Question 260-16(3): Dehcho Process
Oral Questions

Kevin A. Menicoche Nahendeh

I guess the perception of our government that is out there, and I would just like to quote really quickly, is that when one of the participants in our leadership meeting in Fort Simpson last week said, “I don’t like the federal government, and the territorial government is right there behind them.” That’s a frustration that they are seeing with the Dehcho Process negotiations. That’s how they see our government. I’d like to ask the Premier once again, will the government change their mindset about not only helping the federal government, but it’s time to start helping the Dehcho people and the Dehcho Process?

Question 260-16(3): Dehcho Process
Oral Questions

Floyd Roland Inuvik Boot Lake

The area that we’ve been involved with in a number of cases, and yes, we’ve heard that in the past, and even at some of the meetings that are held from time to time, about our position. The simple fact is this government has taken a different approach. We’re looking at the big picture. We’re looking at what the possibilities in the North can mean when we have clarity, when it comes to self-government discussions and trying to help bring those to conclusion. That’s why we’ve established the regional leaders meeting tables and in fact, through those tables have begun the joint work on the Land Use Management Plan as well as the Water Strategy, through those tables. In fact,

that is again where we shared our information around the self-government financing issue. So we’re working with the aboriginal governments across the Northwest Territories to come with a common front from a northern perspective so that we can approach the federal government so that they can see how we want it to work in the Northwest Territories. So we are working with the First Nations and aboriginal governments in the Northwest Territories to come up with a common approach when it comes to engaging the federal government.

Question 260-16(3): Dehcho Process
Oral Questions

The Speaker Paul Delorey

Thank you, Mr. Roland. Final supplementary, Mr. Menicoche.

Question 260-16(3): Dehcho Process
Oral Questions

Kevin A. Menicoche Nahendeh

Thank you very much, Mr. Speaker. That’s exactly the point I’m getting at. For this government to indicate that they’re sincere, they have to be working with the Dehcho leadership and believe in the Dehcho process as well. This government has to step up to the plate. We’re going to have to see this process begin on a fair and reasonable rate.
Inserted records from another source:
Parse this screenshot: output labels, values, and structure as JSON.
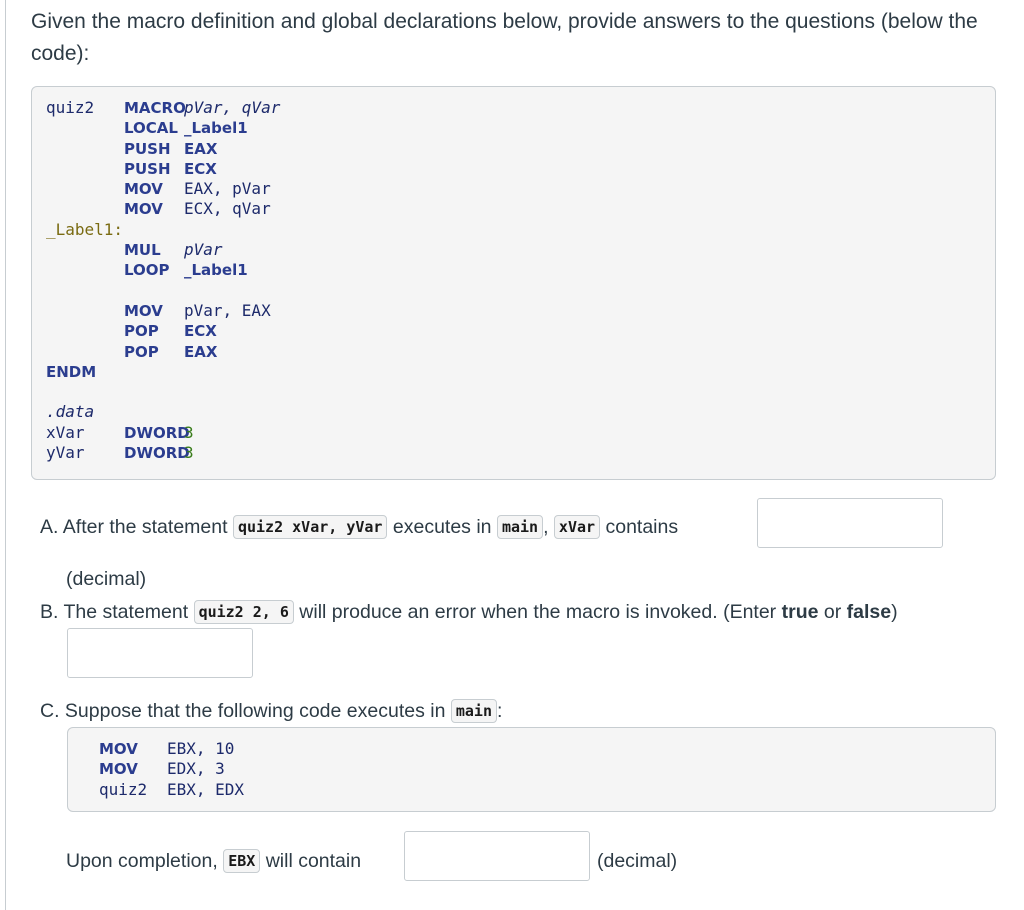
{
  "intro": "Given the macro definition and global declarations below, provide answers to the questions (below the code):",
  "code_lines": [
    [
      {
        "t": "quiz2",
        "c": "ident"
      },
      {
        "t": "MACRO",
        "c": "kw"
      },
      {
        "t": "pVar, qVar",
        "c": "ident-i"
      }
    ],
    [
      {
        "t": "",
        "c": ""
      },
      {
        "t": "LOCAL",
        "c": "kw"
      },
      {
        "t": "_Label1",
        "c": "kw"
      }
    ],
    [
      {
        "t": "",
        "c": ""
      },
      {
        "t": "PUSH",
        "c": "kw"
      },
      {
        "t": "EAX",
        "c": "kw"
      }
    ],
    [
      {
        "t": "",
        "c": ""
      },
      {
        "t": "PUSH",
        "c": "kw"
      },
      {
        "t": "ECX",
        "c": "kw"
      }
    ],
    [
      {
        "t": "",
        "c": ""
      },
      {
        "t": "MOV",
        "c": "kw"
      },
      {
        "t": "EAX, pVar",
        "c": "ident"
      }
    ],
    [
      {
        "t": "",
        "c": ""
      },
      {
        "t": "MOV",
        "c": "kw"
      },
      {
        "t": "ECX, qVar",
        "c": "ident"
      }
    ],
    [
      {
        "t": "_Label1:",
        "c": "lbl"
      }
    ],
    [
      {
        "t": "",
        "c": ""
      },
      {
        "t": "MUL",
        "c": "kw"
      },
      {
        "t": "pVar",
        "c": "ident-i"
      }
    ],
    [
      {
        "t": "",
        "c": ""
      },
      {
        "t": "LOOP",
        "c": "kw"
      },
      {
        "t": "_Label1",
        "c": "kw"
      }
    ],
    [],
    [
      {
        "t": "",
        "c": ""
      },
      {
        "t": "MOV",
        "c": "kw"
      },
      {
        "t": "pVar, EAX",
        "c": "ident"
      }
    ],
    [
      {
        "t": "",
        "c": ""
      },
      {
        "t": "POP",
        "c": "kw"
      },
      {
        "t": "ECX",
        "c": "kw"
      }
    ],
    [
      {
        "t": "",
        "c": ""
      },
      {
        "t": "POP",
        "c": "kw"
      },
      {
        "t": "EAX",
        "c": "kw"
      }
    ],
    [
      {
        "t": "ENDM",
        "c": "kw"
      }
    ],
    [],
    [
      {
        "t": ".data",
        "c": "dir"
      }
    ],
    [
      {
        "t": "xVar",
        "c": "ident"
      },
      {
        "t": "DWORD",
        "c": "kw"
      },
      {
        "t": "3",
        "c": "num"
      }
    ],
    [
      {
        "t": "yVar",
        "c": "ident"
      },
      {
        "t": "DWORD",
        "c": "kw"
      },
      {
        "t": "3",
        "c": "num"
      }
    ]
  ],
  "question_a": {
    "prefix": "A. After the statement",
    "code1": "quiz2 xVar, yVar",
    "mid": "executes in",
    "code2": "main",
    "comma": ",",
    "code3": "xVar",
    "suffix": "contains",
    "unit": "(decimal)",
    "answer": ""
  },
  "question_b": {
    "prefix": "B. The statement",
    "code": "quiz2 2, 6",
    "suffix1": "will produce an error when the macro is invoked. (Enter",
    "bold1": "true",
    "or": "or",
    "bold2": "false",
    "close": ")",
    "answer": ""
  },
  "question_c": {
    "prefix": "C. Suppose that the following code executes in",
    "code": "main",
    "colon": ":",
    "code_lines": [
      [
        {
          "t": "MOV",
          "c": "kw"
        },
        {
          "t": "EBX, 10",
          "c": "ident"
        }
      ],
      [
        {
          "t": "MOV",
          "c": "kw"
        },
        {
          "t": "EDX, 3",
          "c": "ident"
        }
      ],
      [
        {
          "t": "quiz2",
          "c": "ident"
        },
        {
          "t": "EBX, EDX",
          "c": "ident"
        }
      ]
    ],
    "upon": "Upon completion,",
    "reg": "EBX",
    "will": "will contain",
    "unit": "(decimal)",
    "answer": ""
  }
}
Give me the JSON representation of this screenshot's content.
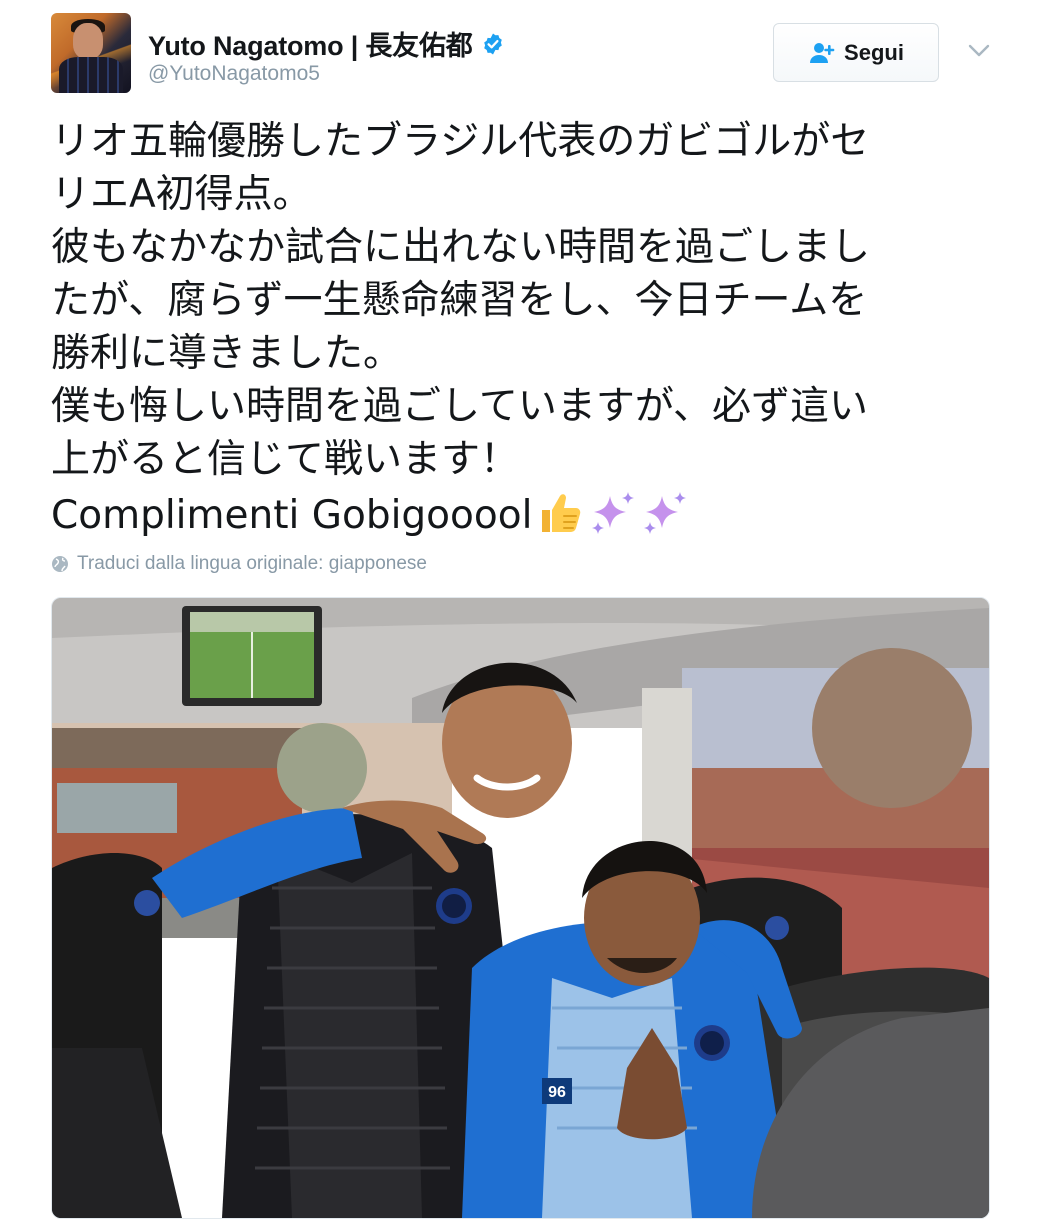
{
  "author": {
    "display_name": "Yuto Nagatomo | 長友佑都",
    "handle": "@YutoNagatomo5",
    "verified": true,
    "avatar_icon": "user-avatar"
  },
  "actions": {
    "follow_label": "Segui",
    "follow_icon": "add-user-icon",
    "more_icon": "chevron-down-icon"
  },
  "tweet": {
    "lines": [
      "リオ五輪優勝したブラジル代表のガビゴルがセ",
      "リエA初得点。",
      "彼もなかなか試合に出れない時間を過ごしまし",
      "たが、腐らず一生懸命練習をし、今日チームを",
      "勝利に導きました。",
      "僕も悔しい時間を過ごしていますが、必ず這い",
      "上がると信じて戦います！",
      "Complimenti Gobigooool"
    ],
    "trailing_emoji": [
      "thumbs-up",
      "sparkles",
      "sparkles"
    ]
  },
  "translate": {
    "label": "Traduci dalla lingua originale: giapponese",
    "icon": "globe-icon"
  },
  "media": {
    "type": "photo"
  },
  "colors": {
    "link_blue": "#1da1f2",
    "muted": "#8899a6",
    "text": "#14171a",
    "jersey_blue": "#1f6fd1"
  }
}
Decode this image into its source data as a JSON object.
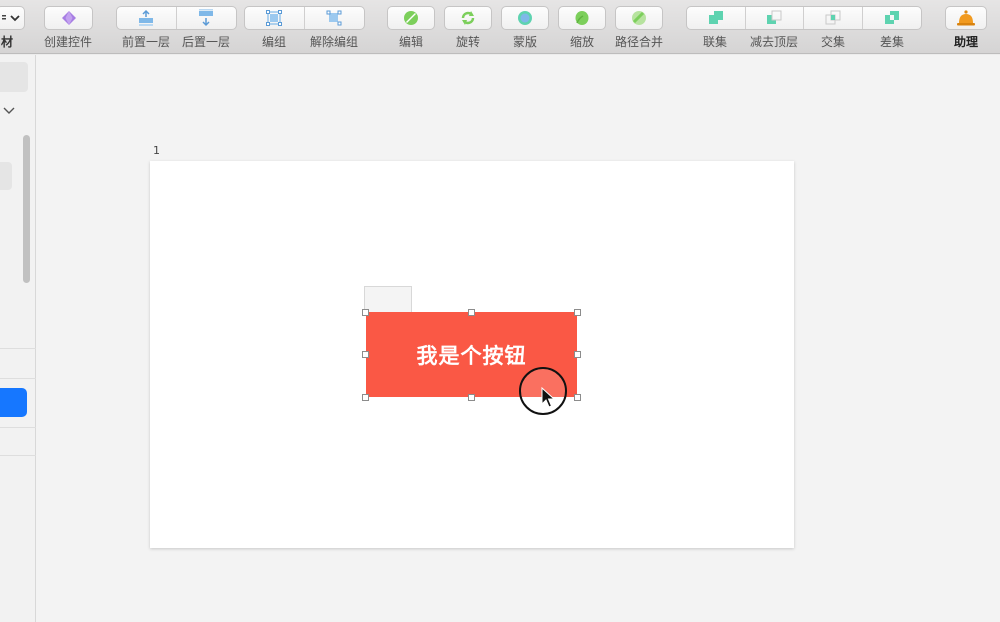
{
  "toolbar": {
    "material_label": "材",
    "create_component": "创建控件",
    "bring_forward": "前置一层",
    "send_backward": "后置一层",
    "group": "编组",
    "ungroup": "解除编组",
    "edit": "编辑",
    "rotate": "旋转",
    "mask": "蒙版",
    "scale": "缩放",
    "merge_path": "路径合并",
    "union": "联集",
    "subtract": "减去顶层",
    "intersect": "交集",
    "difference": "差集",
    "assistant": "助理"
  },
  "canvas": {
    "page_number": "1",
    "button_text": "我是个按钮"
  },
  "colors": {
    "button_red": "#fa5845",
    "accent_blue": "#1677ff",
    "icon_teal": "#5ed3b0",
    "icon_green": "#7ccf5b",
    "icon_purple": "#a77ee3",
    "icon_orange": "#f19a1f"
  },
  "icons": {
    "create_component": "diamond-gem-icon",
    "bring_forward": "layer-up-icon",
    "send_backward": "layer-down-icon",
    "group": "group-icon",
    "ungroup": "ungroup-icon",
    "edit": "edit-shape-icon",
    "rotate": "rotate-icon",
    "mask": "mask-icon",
    "scale": "scale-icon",
    "merge_path": "merge-path-icon",
    "union": "union-icon",
    "subtract": "subtract-icon",
    "intersect": "intersect-icon",
    "difference": "difference-icon",
    "assistant": "bell-icon"
  }
}
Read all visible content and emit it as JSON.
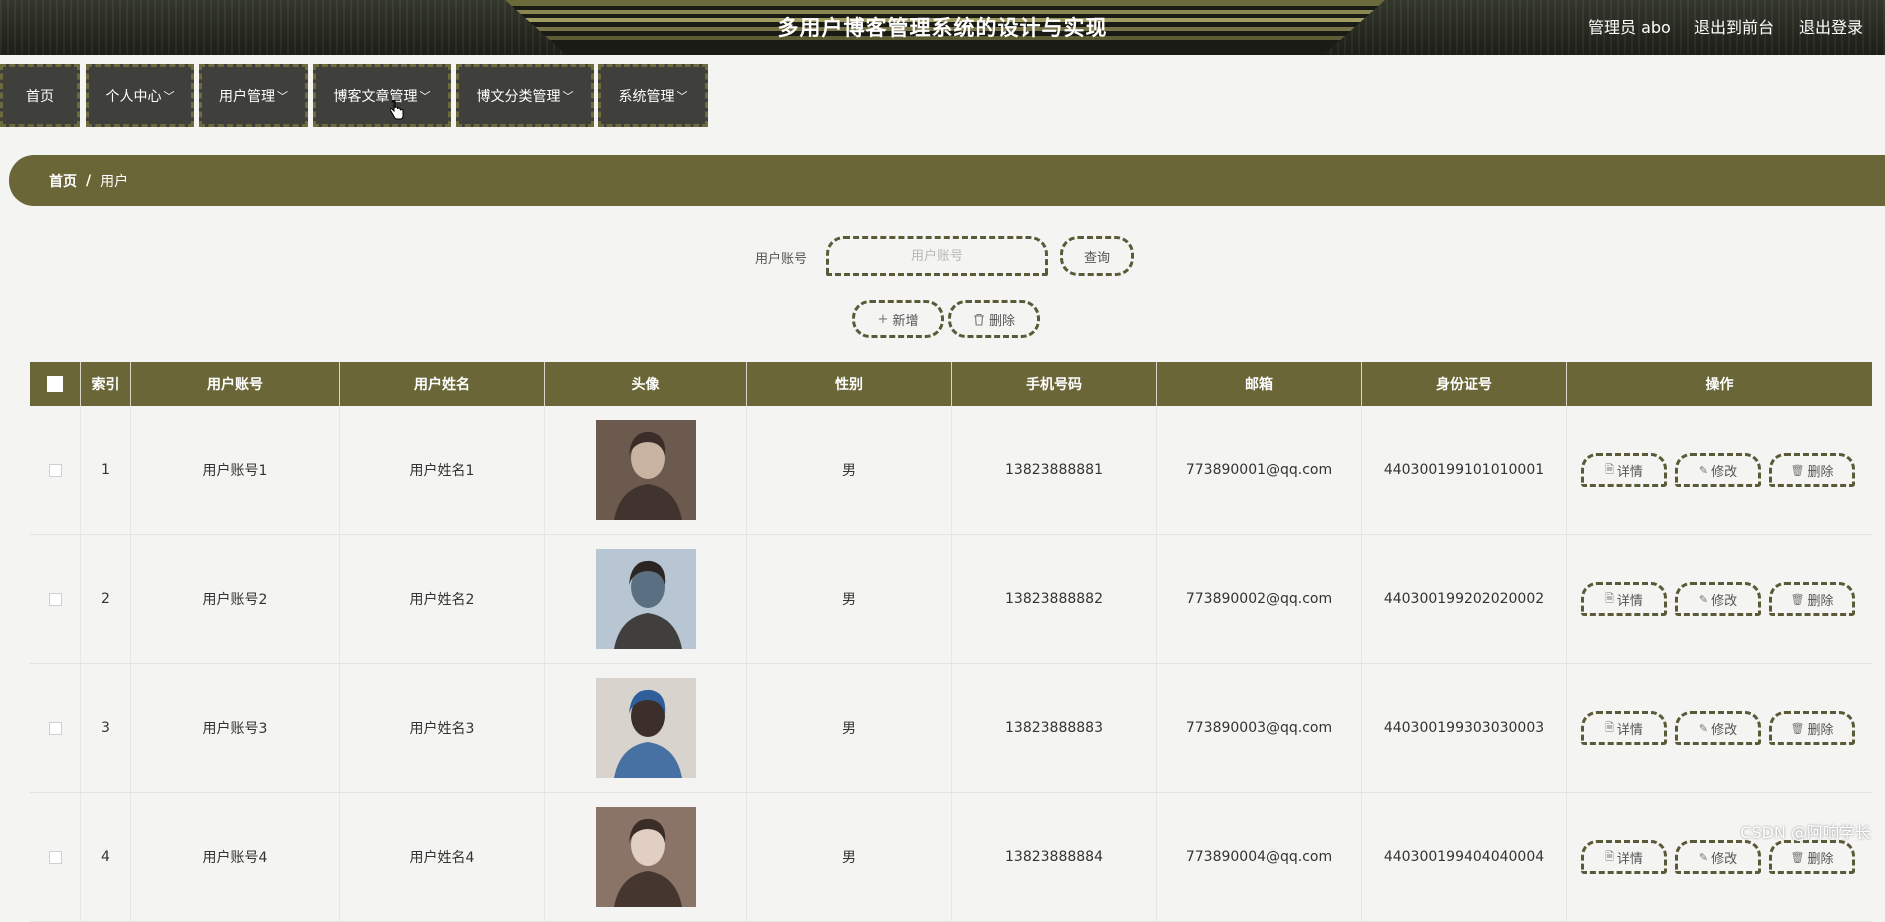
{
  "header": {
    "title": "多用户博客管理系统的设计与实现",
    "admin_label": "管理员 abo",
    "to_front": "退出到前台",
    "logout": "退出登录"
  },
  "nav": [
    {
      "label": "首页",
      "has_menu": false
    },
    {
      "label": "个人中心",
      "has_menu": true
    },
    {
      "label": "用户管理",
      "has_menu": true
    },
    {
      "label": "博客文章管理",
      "has_menu": true
    },
    {
      "label": "博文分类管理",
      "has_menu": true
    },
    {
      "label": "系统管理",
      "has_menu": true
    }
  ],
  "nav_chevron": "﹀",
  "breadcrumb": {
    "home": "首页",
    "sep": "/",
    "current": "用户"
  },
  "search": {
    "label": "用户账号",
    "placeholder": "用户账号",
    "button": "查询"
  },
  "actions": {
    "add": "新增",
    "delete": "删除"
  },
  "table": {
    "headers": [
      "",
      "索引",
      "用户账号",
      "用户姓名",
      "头像",
      "性别",
      "手机号码",
      "邮箱",
      "身份证号",
      "操作"
    ],
    "rows": [
      {
        "index": "1",
        "account": "用户账号1",
        "name": "用户姓名1",
        "gender": "男",
        "phone": "13823888881",
        "email": "773890001@qq.com",
        "id_card": "440300199101010001"
      },
      {
        "index": "2",
        "account": "用户账号2",
        "name": "用户姓名2",
        "gender": "男",
        "phone": "13823888882",
        "email": "773890002@qq.com",
        "id_card": "440300199202020002"
      },
      {
        "index": "3",
        "account": "用户账号3",
        "name": "用户姓名3",
        "gender": "男",
        "phone": "13823888883",
        "email": "773890003@qq.com",
        "id_card": "440300199303030003"
      },
      {
        "index": "4",
        "account": "用户账号4",
        "name": "用户姓名4",
        "gender": "男",
        "phone": "13823888884",
        "email": "773890004@qq.com",
        "id_card": "440300199404040004"
      }
    ],
    "row_actions": {
      "detail": "详情",
      "edit": "修改",
      "delete": "删除"
    }
  },
  "icons": {
    "add": "plus-icon",
    "delete": "trash-icon",
    "detail": "document-icon",
    "edit": "pencil-icon"
  },
  "watermark": "CSDN @阿响学长"
}
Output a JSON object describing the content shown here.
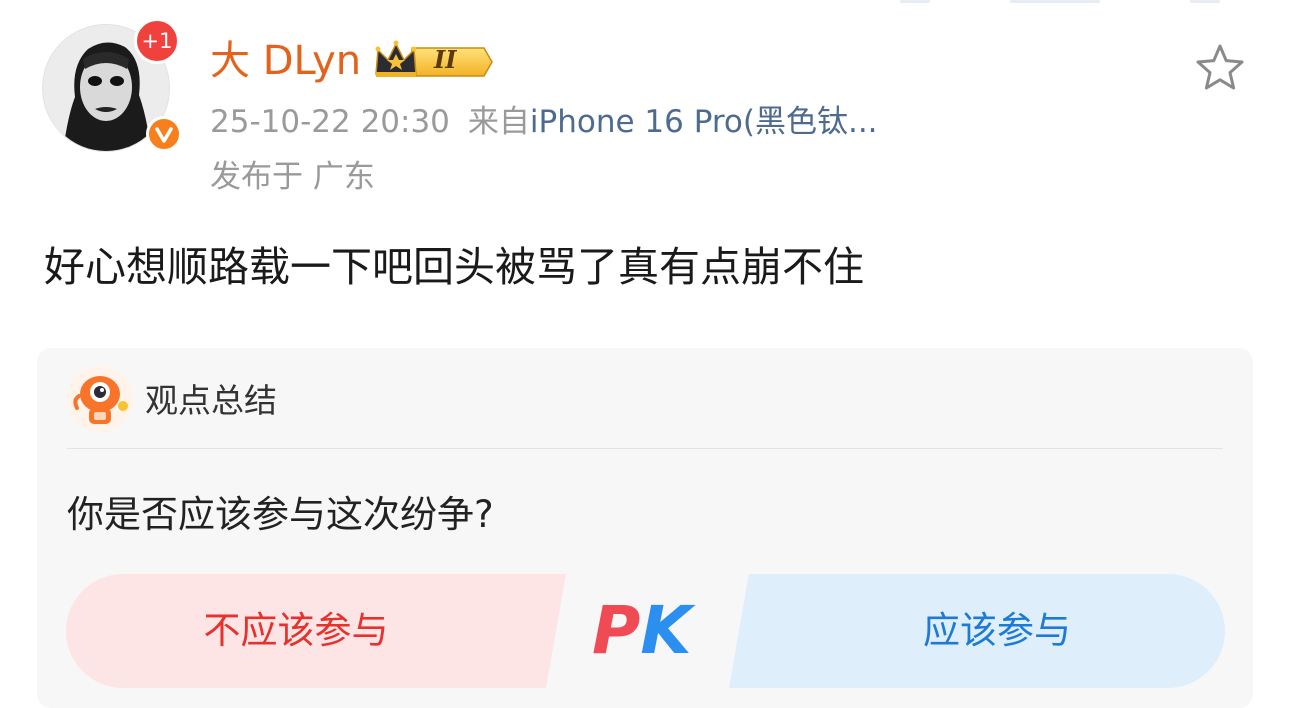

So I’d like to ask, will this government commit to continue to increase their working relationship with the Dehcho and assist them beginning their Dehcho negotiations process?